● **Your objective**
Would you repeat, exactly as given, the line with "Transcribe this image's" and every line after it to the end of the entries?

Dataset excerpts
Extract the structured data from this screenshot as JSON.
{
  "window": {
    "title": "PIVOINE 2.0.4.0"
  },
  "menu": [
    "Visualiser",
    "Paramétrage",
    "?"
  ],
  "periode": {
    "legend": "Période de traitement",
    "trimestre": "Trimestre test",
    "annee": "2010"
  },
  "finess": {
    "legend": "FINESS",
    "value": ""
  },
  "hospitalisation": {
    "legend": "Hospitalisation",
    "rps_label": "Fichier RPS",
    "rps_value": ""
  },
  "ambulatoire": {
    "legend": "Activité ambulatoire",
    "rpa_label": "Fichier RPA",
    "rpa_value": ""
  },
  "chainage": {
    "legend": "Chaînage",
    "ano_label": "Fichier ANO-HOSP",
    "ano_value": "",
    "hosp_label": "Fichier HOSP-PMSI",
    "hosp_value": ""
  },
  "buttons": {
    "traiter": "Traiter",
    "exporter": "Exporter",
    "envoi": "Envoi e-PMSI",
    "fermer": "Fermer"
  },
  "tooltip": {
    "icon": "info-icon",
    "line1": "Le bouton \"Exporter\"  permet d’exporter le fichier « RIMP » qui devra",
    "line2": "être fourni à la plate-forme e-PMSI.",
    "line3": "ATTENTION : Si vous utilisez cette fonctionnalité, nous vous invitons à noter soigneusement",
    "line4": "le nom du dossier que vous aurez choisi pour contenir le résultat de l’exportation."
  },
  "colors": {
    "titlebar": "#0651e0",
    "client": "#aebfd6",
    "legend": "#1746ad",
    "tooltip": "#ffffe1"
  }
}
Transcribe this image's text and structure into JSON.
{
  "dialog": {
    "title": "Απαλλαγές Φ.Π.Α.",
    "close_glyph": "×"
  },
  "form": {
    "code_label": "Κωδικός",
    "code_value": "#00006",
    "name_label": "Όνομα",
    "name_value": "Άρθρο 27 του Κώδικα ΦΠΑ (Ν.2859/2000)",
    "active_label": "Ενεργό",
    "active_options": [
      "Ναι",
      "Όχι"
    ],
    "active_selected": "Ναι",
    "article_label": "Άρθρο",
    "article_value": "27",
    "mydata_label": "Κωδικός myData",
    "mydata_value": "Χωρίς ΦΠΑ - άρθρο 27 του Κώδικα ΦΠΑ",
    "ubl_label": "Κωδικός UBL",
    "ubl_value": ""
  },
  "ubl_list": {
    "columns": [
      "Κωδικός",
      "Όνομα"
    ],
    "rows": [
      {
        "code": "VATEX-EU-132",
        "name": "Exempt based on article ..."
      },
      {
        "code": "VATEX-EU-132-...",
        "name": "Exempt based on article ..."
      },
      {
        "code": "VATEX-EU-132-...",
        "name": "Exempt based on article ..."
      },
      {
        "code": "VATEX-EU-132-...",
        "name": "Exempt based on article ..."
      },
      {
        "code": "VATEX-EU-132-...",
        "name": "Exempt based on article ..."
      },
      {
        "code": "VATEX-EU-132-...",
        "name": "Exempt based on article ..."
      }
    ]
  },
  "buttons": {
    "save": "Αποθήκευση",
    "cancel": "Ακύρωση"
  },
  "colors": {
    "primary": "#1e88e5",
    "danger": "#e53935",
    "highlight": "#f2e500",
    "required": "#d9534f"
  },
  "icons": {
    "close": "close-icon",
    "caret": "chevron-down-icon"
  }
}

● **Finished task**
Transcribe this image's text and structure into JSON.
{
  "dialog": {
    "title": "Απαλλαγές Φ.Π.Α.",
    "close_glyph": "×"
  },
  "form": {
    "code_label": "Κωδικός",
    "code_value": "#00006",
    "name_label": "Όνομα",
    "name_value": "Άρθρο 27 του Κώδικα ΦΠΑ (Ν.2859/2000)",
    "active_label": "Ενεργό",
    "active_options": [
      "Ναι",
      "Όχι"
    ],
    "active_selected": "Ναι",
    "article_label": "Άρθρο",
    "article_value": "27",
    "mydata_label": "Κωδικός myData",
    "mydata_value": "Χωρίς ΦΠΑ - άρθρο 27 του Κώδικα ΦΠΑ",
    "ubl_label": "Κωδικός UBL",
    "ubl_value": ""
  },
  "ubl_list": {
    "columns": [
      "Κωδικός",
      "Όνομα"
    ],
    "rows": [
      {
        "code": "VATEX-EU-132",
        "name": "Exempt based on article ..."
      },
      {
        "code": "VATEX-EU-132-...",
        "name": "Exempt based on article ..."
      },
      {
        "code": "VATEX-EU-132-...",
        "name": "Exempt based on article ..."
      },
      {
        "code": "VATEX-EU-132-...",
        "name": "Exempt based on article ..."
      },
      {
        "code": "VATEX-EU-132-...",
        "name": "Exempt based on article ..."
      },
      {
        "code": "VATEX-EU-132-...",
        "name": "Exempt based on article ..."
      }
    ]
  },
  "buttons": {
    "save": "Αποθήκευση",
    "cancel": "Ακύρωση"
  },
  "colors": {
    "primary": "#1e88e5",
    "danger": "#e53935",
    "highlight": "#f2e500",
    "required": "#d9534f"
  },
  "icons": {
    "close": "close-icon",
    "caret": "chevron-down-icon"
  }
}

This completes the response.